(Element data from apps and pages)
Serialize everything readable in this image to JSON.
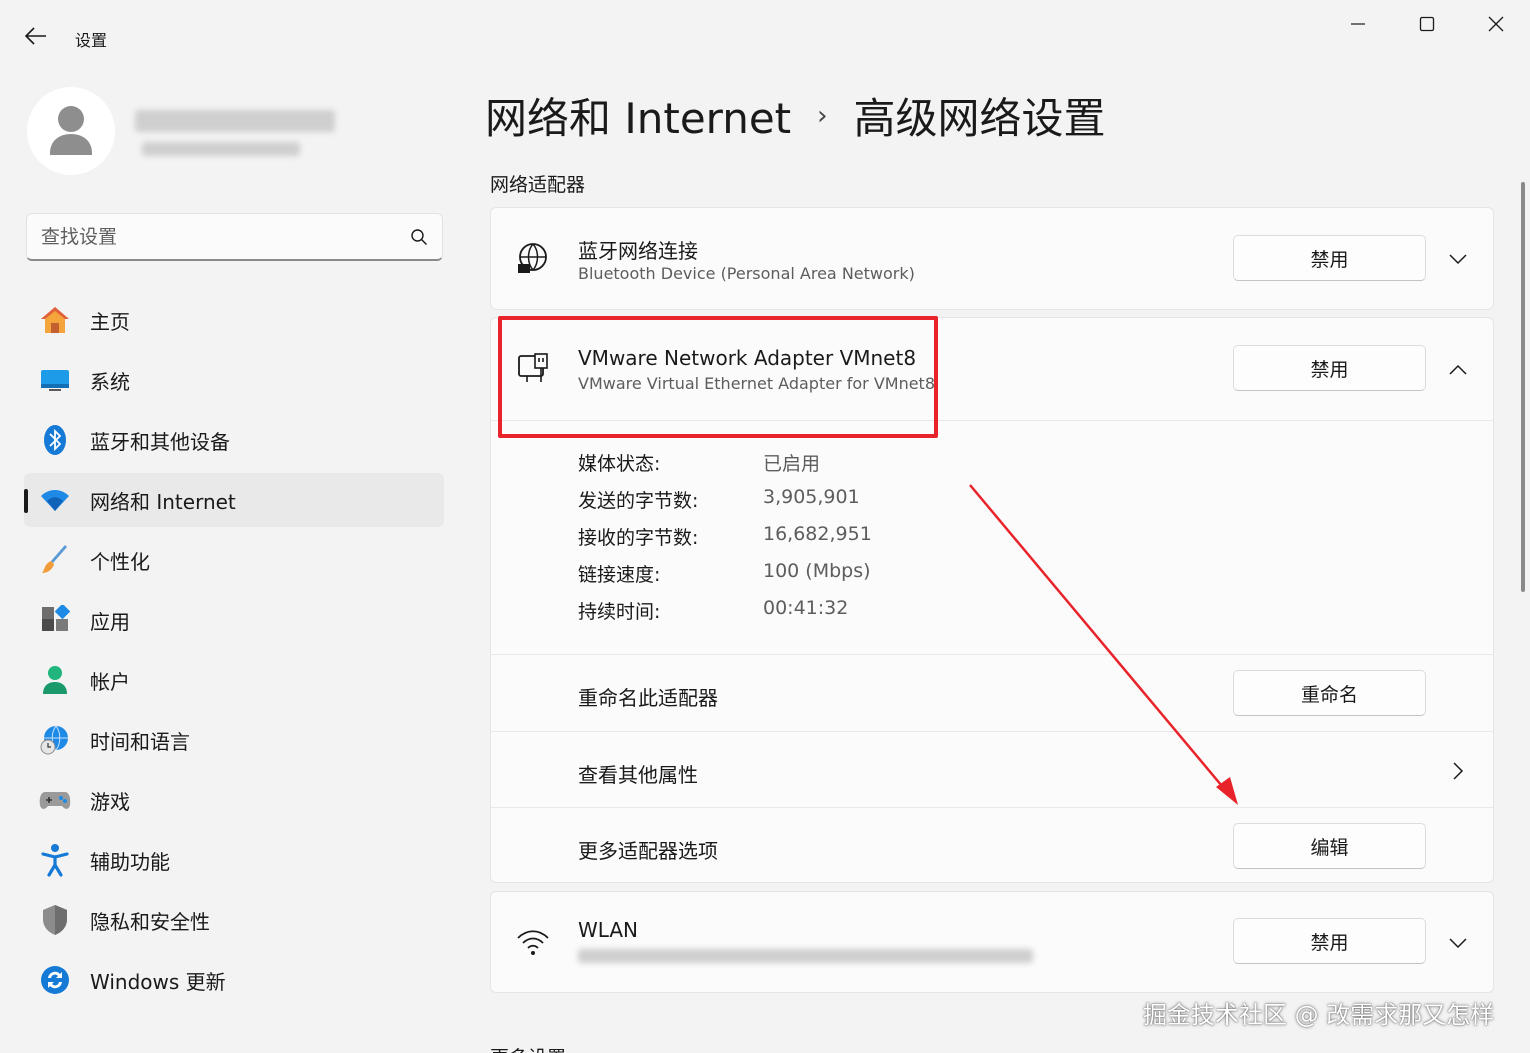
{
  "window": {
    "title": "设置",
    "back_icon": "arrow-left-icon",
    "controls": [
      "minimize-icon",
      "maximize-icon",
      "close-icon"
    ]
  },
  "search": {
    "placeholder": "查找设置",
    "icon": "search-icon"
  },
  "nav": {
    "items": [
      {
        "label": "主页",
        "icon": "home-icon"
      },
      {
        "label": "系统",
        "icon": "monitor-icon"
      },
      {
        "label": "蓝牙和其他设备",
        "icon": "bluetooth-icon"
      },
      {
        "label": "网络和 Internet",
        "icon": "wifi-icon",
        "active": true
      },
      {
        "label": "个性化",
        "icon": "brush-icon"
      },
      {
        "label": "应用",
        "icon": "apps-icon"
      },
      {
        "label": "帐户",
        "icon": "person-icon"
      },
      {
        "label": "时间和语言",
        "icon": "globe-clock-icon"
      },
      {
        "label": "游戏",
        "icon": "gamepad-icon"
      },
      {
        "label": "辅助功能",
        "icon": "accessibility-icon"
      },
      {
        "label": "隐私和安全性",
        "icon": "shield-icon"
      },
      {
        "label": "Windows 更新",
        "icon": "update-icon"
      }
    ]
  },
  "breadcrumb": {
    "parent": "网络和 Internet",
    "separator": "›",
    "current": "高级网络设置"
  },
  "section": {
    "title": "网络适配器",
    "next_title": "更多设置"
  },
  "adapters": {
    "bluetooth": {
      "title": "蓝牙网络连接",
      "subtitle": "Bluetooth Device (Personal Area Network)",
      "button": "禁用",
      "icon": "globe-network-icon"
    },
    "vmnet8": {
      "title": "VMware Network Adapter VMnet8",
      "subtitle": "VMware Virtual Ethernet Adapter for VMnet8",
      "button": "禁用",
      "icon": "ethernet-icon",
      "properties": [
        {
          "label": "媒体状态:",
          "value": "已启用"
        },
        {
          "label": "发送的字节数:",
          "value": "3,905,901"
        },
        {
          "label": "接收的字节数:",
          "value": "16,682,951"
        },
        {
          "label": "链接速度:",
          "value": "100 (Mbps)"
        },
        {
          "label": "持续时间:",
          "value": "00:41:32"
        }
      ],
      "rename_label": "重命名此适配器",
      "rename_button": "重命名",
      "view_props_label": "查看其他属性",
      "more_options_label": "更多适配器选项",
      "edit_button": "编辑"
    },
    "wlan": {
      "title": "WLAN",
      "button": "禁用",
      "icon": "wifi-signal-icon"
    }
  },
  "colors": {
    "highlight_red": "#e8232a",
    "accent_blue": "#0067c0"
  },
  "watermark": "掘金技术社区 @ 改需求那又怎样"
}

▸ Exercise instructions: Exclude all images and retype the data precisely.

▸ Answer space:
Serialize everything readable in this image to JSON.
{
  "window": {
    "title": "设置",
    "back_icon": "arrow-left-icon",
    "controls": [
      "minimize-icon",
      "maximize-icon",
      "close-icon"
    ]
  },
  "search": {
    "placeholder": "查找设置",
    "icon": "search-icon"
  },
  "nav": {
    "items": [
      {
        "label": "主页",
        "icon": "home-icon"
      },
      {
        "label": "系统",
        "icon": "monitor-icon"
      },
      {
        "label": "蓝牙和其他设备",
        "icon": "bluetooth-icon"
      },
      {
        "label": "网络和 Internet",
        "icon": "wifi-icon",
        "active": true
      },
      {
        "label": "个性化",
        "icon": "brush-icon"
      },
      {
        "label": "应用",
        "icon": "apps-icon"
      },
      {
        "label": "帐户",
        "icon": "person-icon"
      },
      {
        "label": "时间和语言",
        "icon": "globe-clock-icon"
      },
      {
        "label": "游戏",
        "icon": "gamepad-icon"
      },
      {
        "label": "辅助功能",
        "icon": "accessibility-icon"
      },
      {
        "label": "隐私和安全性",
        "icon": "shield-icon"
      },
      {
        "label": "Windows 更新",
        "icon": "update-icon"
      }
    ]
  },
  "breadcrumb": {
    "parent": "网络和 Internet",
    "separator": "›",
    "current": "高级网络设置"
  },
  "section": {
    "title": "网络适配器",
    "next_title": "更多设置"
  },
  "adapters": {
    "bluetooth": {
      "title": "蓝牙网络连接",
      "subtitle": "Bluetooth Device (Personal Area Network)",
      "button": "禁用",
      "icon": "globe-network-icon"
    },
    "vmnet8": {
      "title": "VMware Network Adapter VMnet8",
      "subtitle": "VMware Virtual Ethernet Adapter for VMnet8",
      "button": "禁用",
      "icon": "ethernet-icon",
      "properties": [
        {
          "label": "媒体状态:",
          "value": "已启用"
        },
        {
          "label": "发送的字节数:",
          "value": "3,905,901"
        },
        {
          "label": "接收的字节数:",
          "value": "16,682,951"
        },
        {
          "label": "链接速度:",
          "value": "100 (Mbps)"
        },
        {
          "label": "持续时间:",
          "value": "00:41:32"
        }
      ],
      "rename_label": "重命名此适配器",
      "rename_button": "重命名",
      "view_props_label": "查看其他属性",
      "more_options_label": "更多适配器选项",
      "edit_button": "编辑"
    },
    "wlan": {
      "title": "WLAN",
      "button": "禁用",
      "icon": "wifi-signal-icon"
    }
  },
  "colors": {
    "highlight_red": "#e8232a",
    "accent_blue": "#0067c0"
  },
  "watermark": "掘金技术社区 @ 改需求那又怎样"
}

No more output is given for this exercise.